■ RECORDS FOR THE TASK ■
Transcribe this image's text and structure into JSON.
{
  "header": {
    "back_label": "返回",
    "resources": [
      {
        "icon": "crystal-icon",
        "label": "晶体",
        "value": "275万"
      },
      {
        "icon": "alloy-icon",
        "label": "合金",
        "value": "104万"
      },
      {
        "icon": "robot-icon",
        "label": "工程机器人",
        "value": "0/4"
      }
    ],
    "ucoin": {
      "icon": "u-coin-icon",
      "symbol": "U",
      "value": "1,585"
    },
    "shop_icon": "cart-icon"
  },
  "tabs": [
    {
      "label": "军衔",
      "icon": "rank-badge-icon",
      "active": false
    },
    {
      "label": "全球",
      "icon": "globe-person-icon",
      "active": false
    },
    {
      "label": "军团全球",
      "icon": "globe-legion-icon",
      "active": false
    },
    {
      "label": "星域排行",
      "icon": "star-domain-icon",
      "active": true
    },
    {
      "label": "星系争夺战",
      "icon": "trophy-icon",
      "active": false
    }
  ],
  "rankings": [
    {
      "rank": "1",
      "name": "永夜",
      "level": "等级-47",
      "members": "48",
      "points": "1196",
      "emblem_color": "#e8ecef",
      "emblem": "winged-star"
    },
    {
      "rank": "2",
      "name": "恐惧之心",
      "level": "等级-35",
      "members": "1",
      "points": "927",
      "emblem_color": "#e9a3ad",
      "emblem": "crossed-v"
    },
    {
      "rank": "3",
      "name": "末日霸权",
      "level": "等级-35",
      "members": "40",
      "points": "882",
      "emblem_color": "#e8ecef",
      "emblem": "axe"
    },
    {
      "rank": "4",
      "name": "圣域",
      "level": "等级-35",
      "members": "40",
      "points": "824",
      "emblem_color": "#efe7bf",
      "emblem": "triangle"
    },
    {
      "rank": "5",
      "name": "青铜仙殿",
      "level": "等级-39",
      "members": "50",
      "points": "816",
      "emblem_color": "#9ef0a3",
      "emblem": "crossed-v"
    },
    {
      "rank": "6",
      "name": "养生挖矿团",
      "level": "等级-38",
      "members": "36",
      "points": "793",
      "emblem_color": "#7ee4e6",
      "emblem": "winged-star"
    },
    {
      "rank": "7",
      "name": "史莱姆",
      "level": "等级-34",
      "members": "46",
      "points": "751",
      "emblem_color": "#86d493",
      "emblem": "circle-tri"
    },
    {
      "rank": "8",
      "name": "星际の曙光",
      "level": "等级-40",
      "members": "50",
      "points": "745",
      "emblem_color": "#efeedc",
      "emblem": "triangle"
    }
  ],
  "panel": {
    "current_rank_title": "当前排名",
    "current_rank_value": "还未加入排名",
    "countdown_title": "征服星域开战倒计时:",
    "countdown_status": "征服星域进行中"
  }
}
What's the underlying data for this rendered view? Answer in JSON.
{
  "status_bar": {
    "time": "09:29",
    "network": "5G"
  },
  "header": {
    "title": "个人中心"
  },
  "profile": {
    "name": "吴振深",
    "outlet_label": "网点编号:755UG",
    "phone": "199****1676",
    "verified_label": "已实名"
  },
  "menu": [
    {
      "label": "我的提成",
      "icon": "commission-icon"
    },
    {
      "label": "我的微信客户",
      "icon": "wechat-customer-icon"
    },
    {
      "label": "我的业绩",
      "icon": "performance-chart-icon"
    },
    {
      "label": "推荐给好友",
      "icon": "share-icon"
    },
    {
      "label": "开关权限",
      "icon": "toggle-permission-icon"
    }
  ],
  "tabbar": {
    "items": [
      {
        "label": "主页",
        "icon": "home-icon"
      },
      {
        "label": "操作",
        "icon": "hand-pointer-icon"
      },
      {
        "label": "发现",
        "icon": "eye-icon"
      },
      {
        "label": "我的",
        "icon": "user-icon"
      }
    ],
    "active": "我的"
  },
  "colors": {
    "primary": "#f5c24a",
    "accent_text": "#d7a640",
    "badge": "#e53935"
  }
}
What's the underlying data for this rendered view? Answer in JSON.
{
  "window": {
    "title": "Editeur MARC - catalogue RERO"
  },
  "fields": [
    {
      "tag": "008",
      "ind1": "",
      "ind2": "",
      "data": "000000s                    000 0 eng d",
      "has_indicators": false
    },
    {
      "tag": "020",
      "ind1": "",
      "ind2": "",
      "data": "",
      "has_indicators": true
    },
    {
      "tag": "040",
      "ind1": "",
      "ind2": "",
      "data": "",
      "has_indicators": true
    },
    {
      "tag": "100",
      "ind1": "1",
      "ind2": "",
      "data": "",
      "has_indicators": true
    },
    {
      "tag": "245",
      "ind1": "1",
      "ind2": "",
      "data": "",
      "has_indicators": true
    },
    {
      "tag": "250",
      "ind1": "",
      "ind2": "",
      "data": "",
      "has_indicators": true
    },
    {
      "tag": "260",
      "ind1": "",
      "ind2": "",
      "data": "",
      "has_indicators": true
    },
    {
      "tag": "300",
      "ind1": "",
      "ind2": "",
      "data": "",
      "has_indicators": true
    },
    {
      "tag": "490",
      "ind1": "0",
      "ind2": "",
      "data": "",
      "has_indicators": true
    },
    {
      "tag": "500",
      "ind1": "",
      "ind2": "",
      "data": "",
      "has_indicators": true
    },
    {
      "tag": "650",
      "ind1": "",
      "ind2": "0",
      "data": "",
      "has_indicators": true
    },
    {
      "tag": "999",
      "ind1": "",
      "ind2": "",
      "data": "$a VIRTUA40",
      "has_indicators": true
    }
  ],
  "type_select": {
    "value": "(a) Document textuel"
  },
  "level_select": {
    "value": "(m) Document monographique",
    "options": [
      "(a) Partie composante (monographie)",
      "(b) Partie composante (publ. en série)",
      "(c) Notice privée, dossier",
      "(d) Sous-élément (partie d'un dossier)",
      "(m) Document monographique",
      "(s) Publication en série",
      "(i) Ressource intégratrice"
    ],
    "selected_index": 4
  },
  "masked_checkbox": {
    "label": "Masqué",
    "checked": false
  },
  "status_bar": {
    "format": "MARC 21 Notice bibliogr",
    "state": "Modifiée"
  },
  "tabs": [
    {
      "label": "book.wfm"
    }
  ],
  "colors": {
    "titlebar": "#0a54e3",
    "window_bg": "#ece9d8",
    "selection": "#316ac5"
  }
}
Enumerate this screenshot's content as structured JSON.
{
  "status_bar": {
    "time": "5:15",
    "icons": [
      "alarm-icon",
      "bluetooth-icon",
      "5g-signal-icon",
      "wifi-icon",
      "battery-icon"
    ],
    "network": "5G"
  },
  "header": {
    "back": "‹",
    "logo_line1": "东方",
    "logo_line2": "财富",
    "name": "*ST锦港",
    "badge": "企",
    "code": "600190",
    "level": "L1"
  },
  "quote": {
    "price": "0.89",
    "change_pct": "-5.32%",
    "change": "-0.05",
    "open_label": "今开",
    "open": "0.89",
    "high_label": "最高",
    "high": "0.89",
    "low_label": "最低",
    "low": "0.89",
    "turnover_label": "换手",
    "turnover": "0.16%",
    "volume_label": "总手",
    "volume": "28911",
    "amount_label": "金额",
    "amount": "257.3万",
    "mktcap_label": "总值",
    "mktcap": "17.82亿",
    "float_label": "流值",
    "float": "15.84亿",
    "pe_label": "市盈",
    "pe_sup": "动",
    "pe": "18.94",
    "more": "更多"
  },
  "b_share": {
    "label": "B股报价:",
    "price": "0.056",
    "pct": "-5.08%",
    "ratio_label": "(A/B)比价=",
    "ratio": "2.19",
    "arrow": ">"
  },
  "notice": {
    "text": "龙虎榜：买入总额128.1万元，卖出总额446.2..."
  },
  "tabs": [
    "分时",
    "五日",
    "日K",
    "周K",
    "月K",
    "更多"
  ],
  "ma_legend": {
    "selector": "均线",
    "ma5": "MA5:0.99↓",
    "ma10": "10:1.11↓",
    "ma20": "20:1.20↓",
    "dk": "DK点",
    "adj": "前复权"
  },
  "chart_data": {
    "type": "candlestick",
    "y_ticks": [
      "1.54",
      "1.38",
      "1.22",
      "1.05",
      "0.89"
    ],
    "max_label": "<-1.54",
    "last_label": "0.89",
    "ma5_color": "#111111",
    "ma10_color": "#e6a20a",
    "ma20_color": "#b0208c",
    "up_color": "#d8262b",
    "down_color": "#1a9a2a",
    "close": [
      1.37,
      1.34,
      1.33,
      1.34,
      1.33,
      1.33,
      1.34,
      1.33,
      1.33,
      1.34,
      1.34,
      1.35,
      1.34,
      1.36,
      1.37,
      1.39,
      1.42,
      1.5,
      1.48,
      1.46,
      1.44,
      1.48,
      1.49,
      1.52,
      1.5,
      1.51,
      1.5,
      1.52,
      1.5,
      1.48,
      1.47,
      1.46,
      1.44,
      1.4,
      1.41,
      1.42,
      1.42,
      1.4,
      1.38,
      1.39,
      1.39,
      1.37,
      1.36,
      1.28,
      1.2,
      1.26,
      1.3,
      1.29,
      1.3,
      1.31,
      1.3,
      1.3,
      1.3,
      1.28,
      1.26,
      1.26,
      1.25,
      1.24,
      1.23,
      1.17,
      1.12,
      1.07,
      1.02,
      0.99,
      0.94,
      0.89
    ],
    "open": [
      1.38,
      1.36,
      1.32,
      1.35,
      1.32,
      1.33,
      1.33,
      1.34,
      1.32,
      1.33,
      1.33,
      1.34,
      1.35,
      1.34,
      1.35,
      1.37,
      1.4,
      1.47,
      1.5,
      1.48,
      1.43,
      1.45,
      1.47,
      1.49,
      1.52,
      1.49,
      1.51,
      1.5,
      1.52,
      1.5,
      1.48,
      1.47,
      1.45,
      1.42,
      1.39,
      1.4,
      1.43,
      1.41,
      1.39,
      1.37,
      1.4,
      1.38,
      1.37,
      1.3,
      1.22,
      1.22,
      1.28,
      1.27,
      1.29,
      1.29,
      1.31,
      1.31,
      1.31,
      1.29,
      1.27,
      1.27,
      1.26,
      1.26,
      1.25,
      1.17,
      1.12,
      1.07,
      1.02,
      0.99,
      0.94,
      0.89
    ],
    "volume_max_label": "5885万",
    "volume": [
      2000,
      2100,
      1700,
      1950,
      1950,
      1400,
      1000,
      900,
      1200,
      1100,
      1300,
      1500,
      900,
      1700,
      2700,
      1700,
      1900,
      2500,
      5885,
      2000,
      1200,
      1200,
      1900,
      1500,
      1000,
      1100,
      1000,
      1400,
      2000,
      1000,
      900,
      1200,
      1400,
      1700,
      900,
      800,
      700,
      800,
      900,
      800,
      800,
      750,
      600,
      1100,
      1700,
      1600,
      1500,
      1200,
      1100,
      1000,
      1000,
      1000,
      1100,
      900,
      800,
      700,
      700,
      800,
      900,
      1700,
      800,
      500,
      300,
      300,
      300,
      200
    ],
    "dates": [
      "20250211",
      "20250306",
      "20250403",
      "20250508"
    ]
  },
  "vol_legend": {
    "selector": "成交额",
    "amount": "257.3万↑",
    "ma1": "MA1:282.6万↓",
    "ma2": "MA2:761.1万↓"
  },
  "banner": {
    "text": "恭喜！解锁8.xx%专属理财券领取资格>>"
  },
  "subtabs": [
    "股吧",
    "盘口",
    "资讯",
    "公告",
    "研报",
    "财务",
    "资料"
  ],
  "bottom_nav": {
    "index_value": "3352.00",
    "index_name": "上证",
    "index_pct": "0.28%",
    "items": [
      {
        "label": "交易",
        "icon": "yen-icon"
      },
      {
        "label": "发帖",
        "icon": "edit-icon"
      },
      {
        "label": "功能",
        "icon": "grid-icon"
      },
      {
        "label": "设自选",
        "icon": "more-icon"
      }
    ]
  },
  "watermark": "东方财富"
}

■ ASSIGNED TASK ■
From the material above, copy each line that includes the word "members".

■ SOLUTION ■
      "members": "48",
      "members": "1",
      "members": "40",
      "members": "40",
      "members": "50",
      "members": "36",
      "members": "46",
      "members": "50",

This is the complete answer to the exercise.